Fayo and Moti are twin boys born in a Mus!im village in Ethiopia. Securing a spot in our 2-year kindergarten program for the brothers was their mother’s strong desire. The boys’ father, Abiti, is a farmer, but the land has been dry and unforgiving. It has not rained enough, and crops are stunted. Dad is also hampered by not having oxen to plough his land.
Shumba, the boys’ mother who is pregnant with her third child, works hard gathering firewood and hauling water. She is weak from lack of food exacerbated by the strain of carrying another child. Shumba leans heavily on the help her daughter, 12-year-old Makiya, gives her.
The family lives in an old, leaky hut that offers little protection from the elements. The five of them huddle together on the floor at night covered with a thin blanket. It is no mystery why Fayo is plagued with unrelenting ear infections and has nose bleeds and Moti’s chronic cough racks his little body.
The family’s abject poverty won the brothers a place in our Mana Gammachuu (Joyful Place) kindergarten, and their education is paid for by sponsors in the U.S.

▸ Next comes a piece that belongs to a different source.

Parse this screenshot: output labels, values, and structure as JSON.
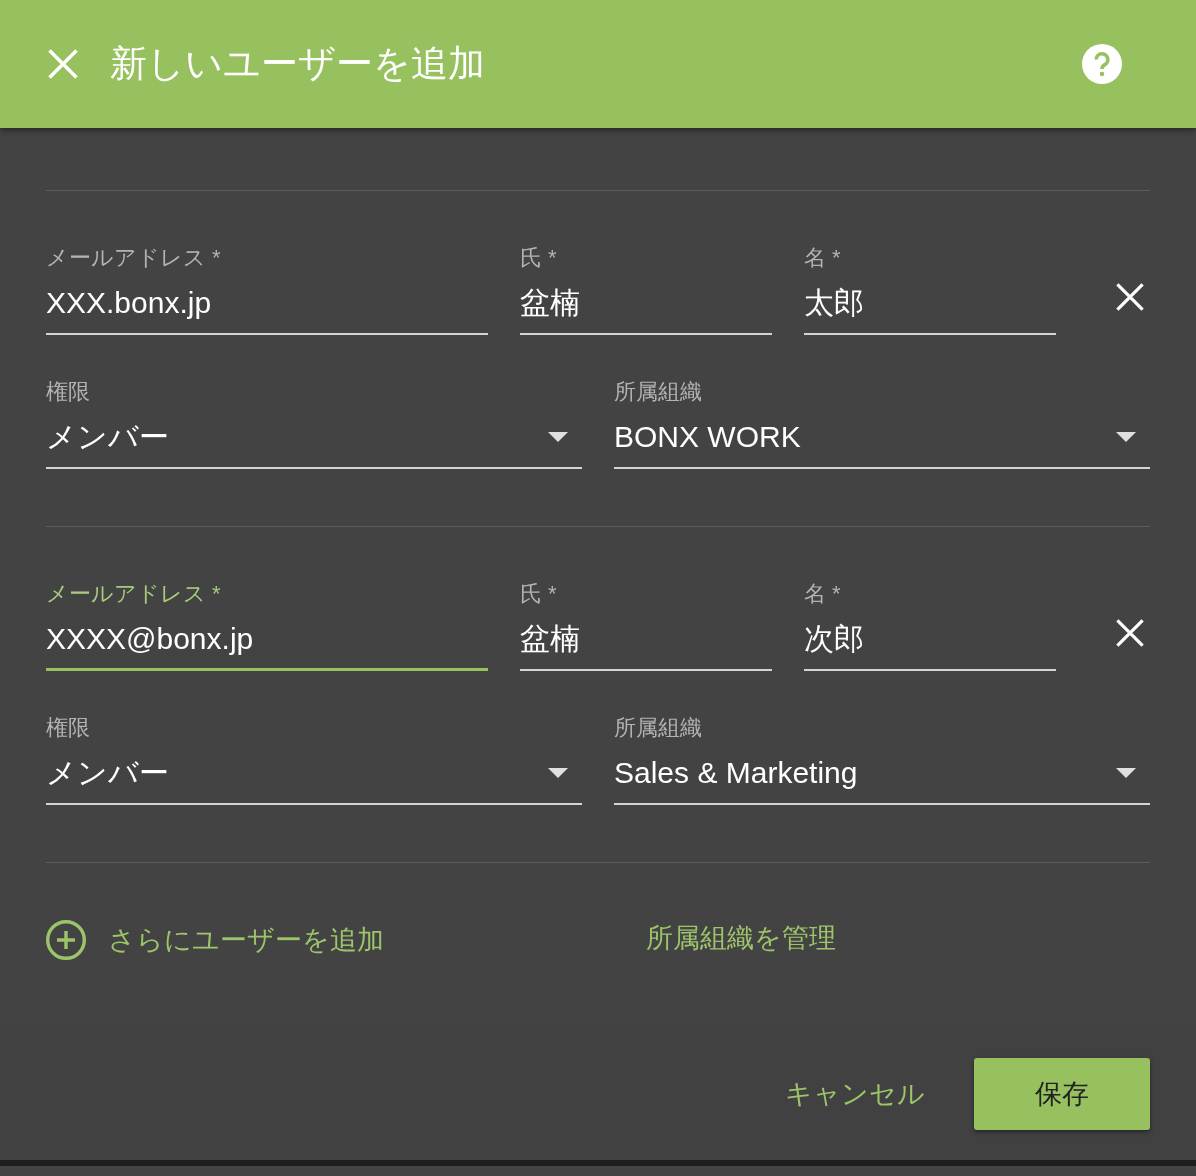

The daily lunch with protein and a multivitamin has helped with the boys’ energy level and they are now able to participate in soccer games or tag at recess.
Shumba and her husband have come to faith in Jesus but are struggling because of the intense pressure from their extended family and neighbors to return to Is!am. They welcome visits from the pastor who listens to their problems, reads God’s Word to them, and prays.
Imagine the surprise when they learned that sponsors of the boys sent money to buy them clothes! The family can hardly fathom why people in faraway America would care so much they would buy their boys brand new outfits. It is the first time the twins have had shoes!